Alan L Tyree

CRES Tutorials

Multiple choice questions have a number of perceived limitations. They are difficult to write and are not generally satisfying to either teacher or student when testing any but the most routine knowledge. When used in a Keller Plan course we found that students tended to cycle throught the exams quickly. In our Keller Plan courses, where the tests are administered by computer, we called the result the "arcade effect", for it seemed that many students reached a stage where the tests were treated more like an arcade game than as a serious academic exercise.

It was the "arcade effect" in the Keller Plan courses which orginally led us to consider the use of more traditional problem type questions. The technical problem, of course, is how to handle the free form response from students. The solution that we have adopted is so simple as to be embarrassing: after the student answer has been "submitted" the computer asks the student a number of simple yes/no questions about the answer. The practical effect of these "critical review" questions is that the student marks their own answer. The "critical review" questions may be arranged in a tree structure so that a variety of possible student answers will result in a pass, thus facilitating the use of questions which have no "right" answer.

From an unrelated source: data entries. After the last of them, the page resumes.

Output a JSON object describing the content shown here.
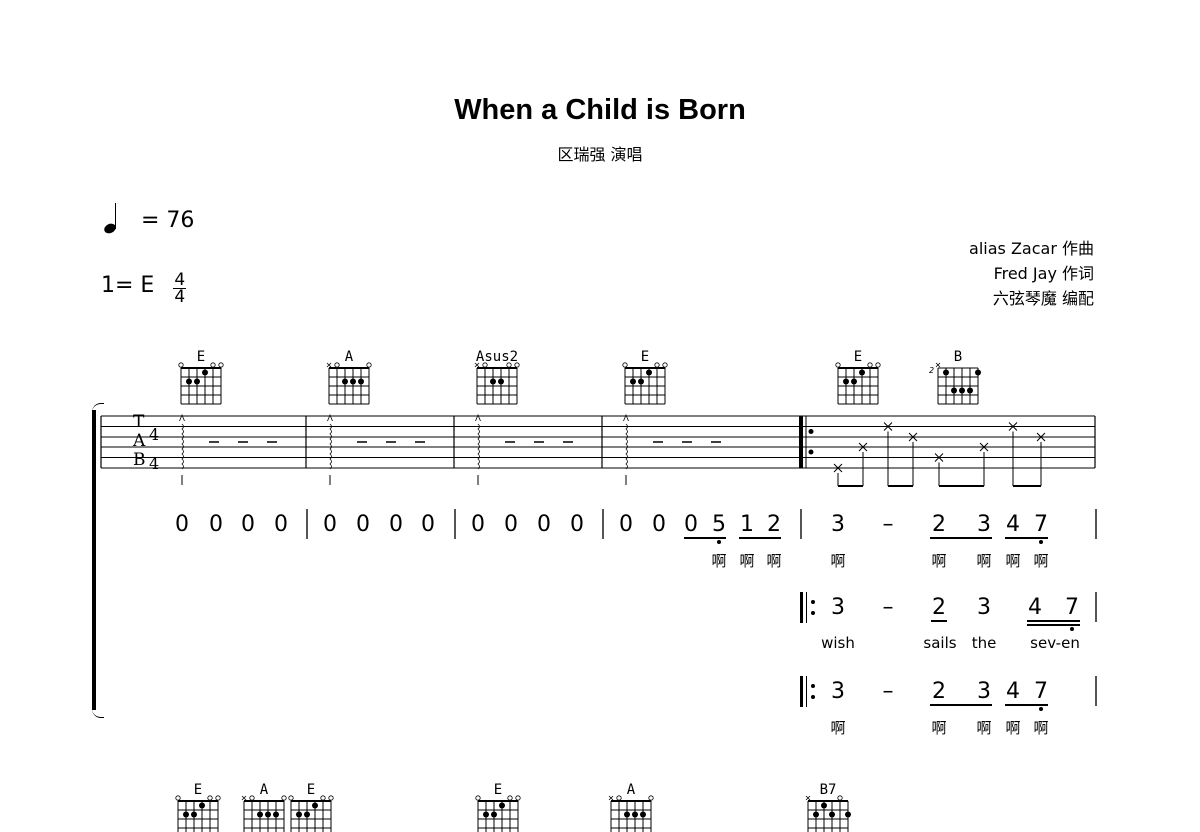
{
  "header": {
    "title": "When a Child is Born",
    "subtitle": "区瑞强  演唱",
    "tempo": "= 76",
    "tempo_icon": "quarter-note-icon",
    "key": "1= E",
    "time_signature": {
      "top": "4",
      "bottom": "4"
    },
    "credits": [
      "alias Zacar  作曲",
      "Fred Jay  作词",
      "六弦琴魔  编配"
    ]
  },
  "tab_clef": {
    "letters": [
      "T",
      "A",
      "B"
    ],
    "time": [
      "4",
      "4"
    ]
  },
  "chords_top": [
    {
      "name": "E",
      "markers": [
        "o",
        "",
        "",
        "",
        "o",
        "o"
      ],
      "dots": [
        [
          1,
          2
        ],
        [
          2,
          2
        ],
        [
          3,
          1
        ]
      ]
    },
    {
      "name": "A",
      "markers": [
        "x",
        "o",
        "",
        "",
        "",
        "o"
      ],
      "dots": [
        [
          2,
          2
        ],
        [
          3,
          2
        ],
        [
          4,
          2
        ]
      ]
    },
    {
      "name": "Asus2",
      "markers": [
        "x",
        "o",
        "",
        "",
        "o",
        "o"
      ],
      "dots": [
        [
          2,
          2
        ],
        [
          3,
          2
        ]
      ]
    },
    {
      "name": "E",
      "markers": [
        "o",
        "",
        "",
        "",
        "o",
        "o"
      ],
      "dots": [
        [
          1,
          2
        ],
        [
          2,
          2
        ],
        [
          3,
          1
        ]
      ]
    },
    {
      "name": "E",
      "markers": [
        "o",
        "",
        "",
        "",
        "o",
        "o"
      ],
      "dots": [
        [
          1,
          2
        ],
        [
          2,
          2
        ],
        [
          3,
          1
        ]
      ]
    },
    {
      "name": "B",
      "fret": "2",
      "markers": [
        "x",
        "",
        "",
        "",
        "",
        ""
      ],
      "dots": [
        [
          1,
          1
        ],
        [
          2,
          3
        ],
        [
          3,
          3
        ],
        [
          4,
          3
        ],
        [
          5,
          1
        ]
      ]
    }
  ],
  "chords_bottom": [
    {
      "name": "E",
      "markers": [
        "o",
        "",
        "",
        "",
        "o",
        "o"
      ],
      "dots": [
        [
          1,
          2
        ],
        [
          2,
          2
        ],
        [
          3,
          1
        ]
      ]
    },
    {
      "name": "A",
      "markers": [
        "x",
        "o",
        "",
        "",
        "",
        "o"
      ],
      "dots": [
        [
          2,
          2
        ],
        [
          3,
          2
        ],
        [
          4,
          2
        ]
      ]
    },
    {
      "name": "E",
      "markers": [
        "o",
        "",
        "",
        "",
        "o",
        "o"
      ],
      "dots": [
        [
          1,
          2
        ],
        [
          2,
          2
        ],
        [
          3,
          1
        ]
      ]
    },
    {
      "name": "E",
      "markers": [
        "o",
        "",
        "",
        "",
        "o",
        "o"
      ],
      "dots": [
        [
          1,
          2
        ],
        [
          2,
          2
        ],
        [
          3,
          1
        ]
      ]
    },
    {
      "name": "A",
      "markers": [
        "x",
        "o",
        "",
        "",
        "",
        "o"
      ],
      "dots": [
        [
          2,
          2
        ],
        [
          3,
          2
        ],
        [
          4,
          2
        ]
      ]
    },
    {
      "name": "B7",
      "markers": [
        "x",
        "",
        "",
        "",
        "o",
        ""
      ],
      "dots": [
        [
          2,
          1
        ],
        [
          1,
          2
        ],
        [
          3,
          2
        ],
        [
          5,
          2
        ]
      ]
    }
  ],
  "tab": {
    "rest_marks": "–",
    "tab_notes": [
      6,
      4,
      2,
      3,
      5,
      4,
      2,
      3
    ]
  },
  "jianpu": {
    "row1": {
      "notes": [
        "0",
        "0",
        "0",
        "0",
        "0",
        "0",
        "0",
        "0",
        "0",
        "0",
        "0",
        "0",
        "0",
        "0",
        "0",
        "5",
        "1",
        "2",
        "3",
        "–",
        "2",
        "3",
        "4",
        "7"
      ],
      "lyrics": [
        "啊",
        "啊",
        "啊",
        "啊",
        "啊",
        "啊",
        "啊",
        "啊"
      ]
    },
    "row2": {
      "notes": [
        "3",
        "–",
        "2",
        "3",
        "4",
        "7"
      ],
      "lyrics": [
        "wish",
        "sails",
        "the",
        "sev-en"
      ]
    },
    "row3": {
      "notes": [
        "3",
        "–",
        "2",
        "3",
        "4",
        "7"
      ],
      "lyrics": [
        "啊",
        "啊",
        "啊",
        "啊",
        "啊"
      ]
    }
  }
}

As mentioned above, CRES (Critical Review Examination System) was originally conceived as an assessment device to be used in conjunction with a Keller Plan course. It was the students who first alerted us to its tutorial potential when we learned that a preferred strategy was to use the examining system as a tutorial early in the study of a module. Conversations with students conviced us that using CRES purely as a tutorial system was both feasible and desirable. We were also encouraged in this approach by the literature on "mastery learning" which suggested that short, criterion referenced tests could be used in conjunction with other teaching methods to provide substantial improvements in student performance.

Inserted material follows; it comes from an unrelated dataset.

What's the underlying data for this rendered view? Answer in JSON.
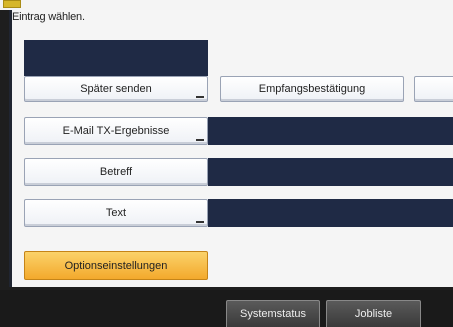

The first use of CRES as a pure tutorial system was in International Law at the University of Sydney in 1992. Students were given a choice of using the CRES tutorial system or attending ordinary tutorials. Almost exacly half of the students chose computer tutorials. The 'computer' students did marginally but consistently better in two examinations.

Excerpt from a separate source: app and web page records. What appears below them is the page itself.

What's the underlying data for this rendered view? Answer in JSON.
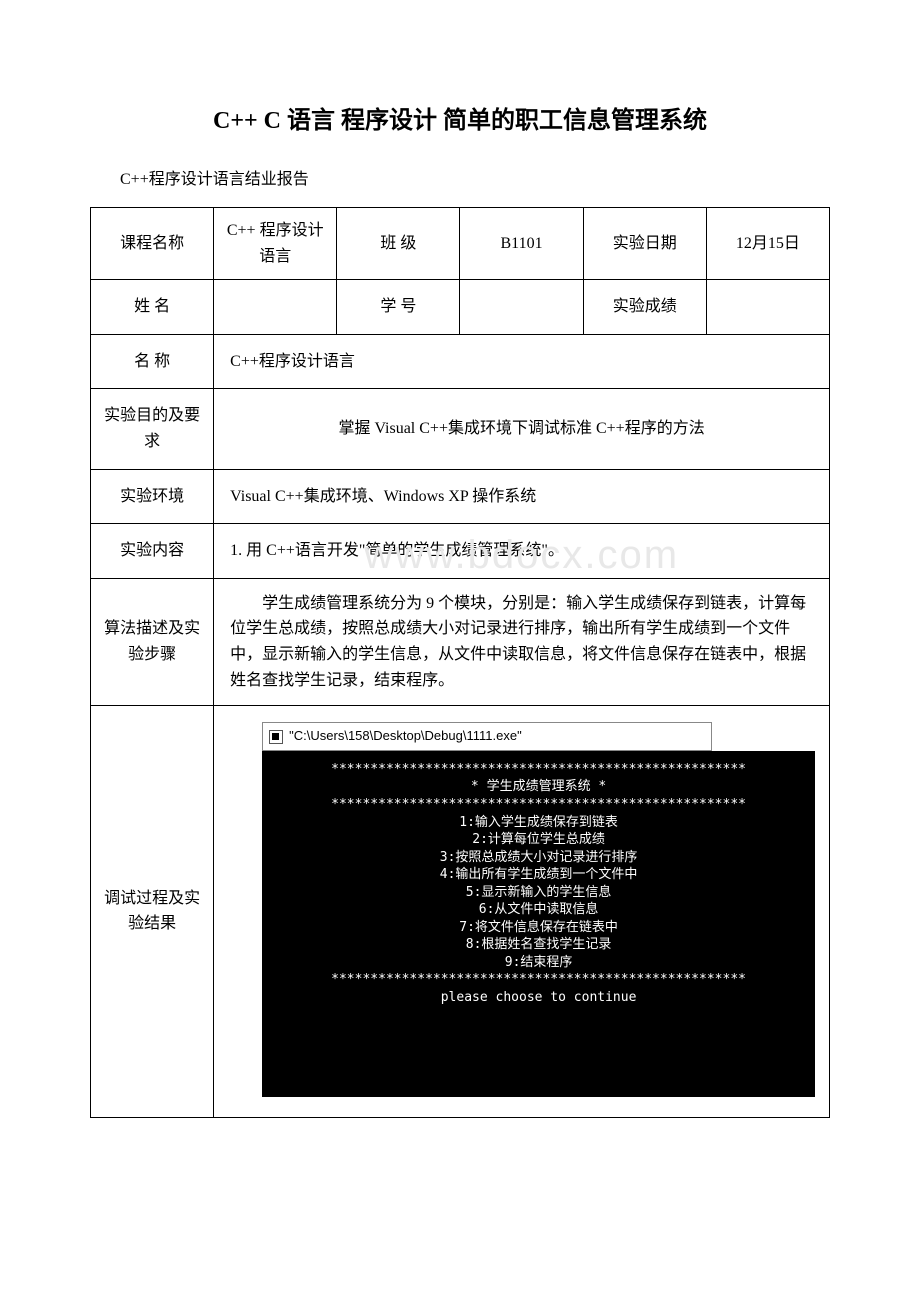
{
  "title": "C++ C 语言 程序设计 简单的职工信息管理系统",
  "subtitle": "C++程序设计语言结业报告",
  "table": {
    "r1": {
      "course_label": "课程名称",
      "course_value": "C++ 程序设计语言",
      "class_label": "班 级",
      "class_value": "B1101",
      "date_label": "实验日期",
      "date_value": "12月15日"
    },
    "r2": {
      "name_label": "姓 名",
      "name_value": "",
      "id_label": "学 号",
      "id_value": "",
      "score_label": "实验成绩",
      "score_value": ""
    },
    "r3": {
      "label": "名 称",
      "value": "C++程序设计语言"
    },
    "r4": {
      "label": "实验目的及要求",
      "value": "掌握 Visual C++集成环境下调试标准 C++程序的方法"
    },
    "r5": {
      "label": "实验环境",
      "value": "Visual C++集成环境、Windows XP 操作系统"
    },
    "r6": {
      "label": "实验内容",
      "value": "1. 用 C++语言开发\"简单的学生成绩管理系统\"。"
    },
    "r7": {
      "label": "算法描述及实验步骤",
      "value": "学生成绩管理系统分为 9 个模块，分别是：输入学生成绩保存到链表，计算每位学生总成绩，按照总成绩大小对记录进行排序，输出所有学生成绩到一个文件中，显示新输入的学生信息，从文件中读取信息，将文件信息保存在链表中，根据姓名查找学生记录，结束程序。"
    },
    "r8": {
      "label": "调试过程及实验结果"
    }
  },
  "console": {
    "path": "\"C:\\Users\\158\\Desktop\\Debug\\1111.exe\"",
    "stars1": "*****************************************************",
    "header": "* 学生成绩管理系统 *",
    "stars2": "*****************************************************",
    "m1": "1:输入学生成绩保存到链表",
    "m2": "2:计算每位学生总成绩",
    "m3": "3:按照总成绩大小对记录进行排序",
    "m4": "4:输出所有学生成绩到一个文件中",
    "m5": "5:显示新输入的学生信息",
    "m6": "6:从文件中读取信息",
    "m7": "7:将文件信息保存在链表中",
    "m8": "8:根据姓名查找学生记录",
    "m9": "9:结束程序",
    "stars3": "*****************************************************",
    "prompt": "please choose to continue"
  },
  "watermark": "www.bdocx.com"
}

The author has received a National Teaching Development Grant from the Committee for the Advancement of University Teaching to construct CRES tutorials in additional subjects. Current projects are contract, company, evidence, legal research, real property and intellectual property.